India's premier luxury lifestyle women's magazine
Wine & Dine
September 24, 2017

The Dim Sums At Bandra’s Newly-Opened House Of Mandarin Are Truly Unmissable!

Text by Sadaf Shaikh

Bursting with both flavour and colour, the dumplings made our our table look less like a piece of furniture and more like a garden during spring

The House of Mandarin, founded by Rachel Goenka, CEO of the popular Sassy Spoon chain of restaurants, opened its doors to the public on Friday. Touted as the next cool contemporary Chinese eatery, the ambience is warm and inviting, with hand-painted murals gracing the walls and dark rosewood furniture lending a homely vibe to the whole affair. Among the first to review the fare, we were ushered in and seated in a snug corner where the head chef and in-house mixologist came to take stock of our food preferences.We placed our trust (and our stomachs) in their hands and asked them to bring us whatever they deemed fit. We then sat and waited with bated breath, hoping for the best.

And what a good payoff it was. We were first served a beverage each – my sister, who had accompanied me, sipped daintily on the Ruby Woo, a heady concoction of lychee green tea, cranberry and fizz, while I guzzled the Mandarin Xiaoling, an incredible amalgamation of espresso, vanilla and orange. The starters started pouring in around this time and we were presented with an impressive variety of dim sums. Truffle and edamame dumplings, Prawn Har Gau, Chilean Sea Bass dumplings, Corn & Water Chestnut dumplings and Asparagus and Mushroom Cheung Fun were bursting with both flavour and colour, as our table looked less like a piece of furniture and more like a garden during spring. We especially enjoyed the aromatic crispy duck where the meat served to us was succulent and saporous and came with a portion of flat round bread that could be eaten like a falafel wrap. Supplemented with a pleasantly piquant barbecue sauce, it set the perfect tone for the mains. By this time, I had practically inhaled two more glasses of the aforementioned Mandarin Xiaoling, much to the chagrin of the mixologist who insisted I try a different drink. After receiving a rather baleful glare from me, he conceded to my demands and served me another pint of the delicious refreshment.

It was now time for the main course. A suggestion – if you plan on visiting House of Mandarin, go there for the starters, the dim sums, especially. The egg white and chicken fried rice served to us with wok tossed chicken in black bean sauce was nothing to write home about. They may have had the chance to reclaim our praise had we been able to sample some of the noodle and sea food options, but we had eaten our fill by then.

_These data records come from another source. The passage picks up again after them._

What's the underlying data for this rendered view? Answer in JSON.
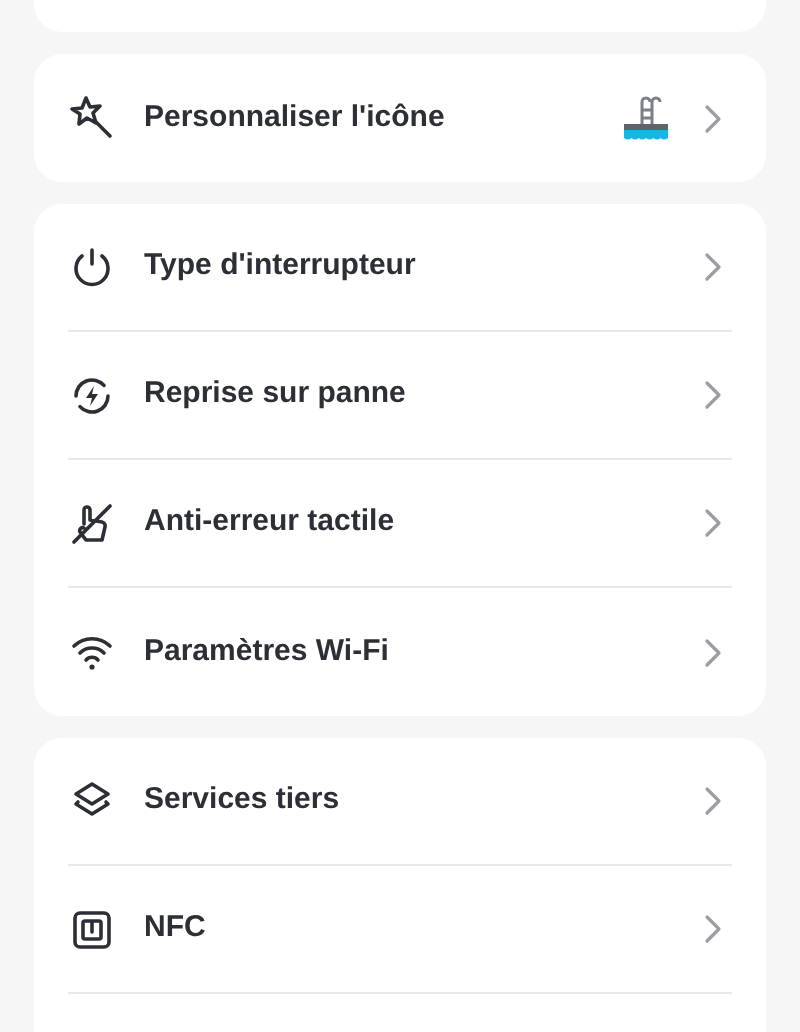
{
  "groups": [
    {
      "items": [
        {
          "kind": "preview",
          "label": "Personnaliser l'icône"
        }
      ]
    },
    {
      "items": [
        {
          "kind": "link",
          "label": "Type d'interrupteur"
        },
        {
          "kind": "link",
          "label": "Reprise sur panne"
        },
        {
          "kind": "link",
          "label": "Anti-erreur tactile"
        },
        {
          "kind": "link",
          "label": "Paramètres Wi-Fi"
        }
      ]
    },
    {
      "items": [
        {
          "kind": "link",
          "label": "Services tiers"
        },
        {
          "kind": "link",
          "label": "NFC"
        }
      ]
    }
  ]
}
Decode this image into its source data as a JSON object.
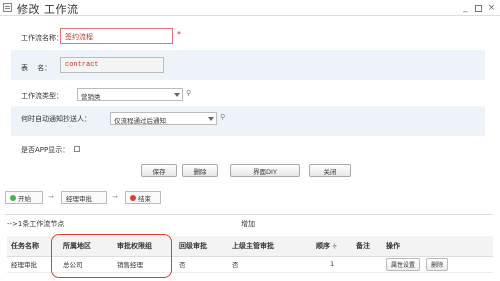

Of course, every living being on the planet is aware that the stomach has dedicated a completely different compartment for dessert; I affectionately call mine a black hole. We opted for the seven textures of hazelnut and chocolate, which quite honestly felt like seven hundred layers owing to its gooey goodness. We snuck a quick glance at the adjacent tables to assess our choice of afters; the signature Belgian chocolate and mandarin dome with cointreau seemed like an outstanding option too. By now, the soporific effect of our hearty meal was beginning to kick in so we said our thanks to the chef and left the restaurant, satiated for a full five days.

Related posts from Verve:


Leave a Reply

Tweet
Share
Pin
Stumble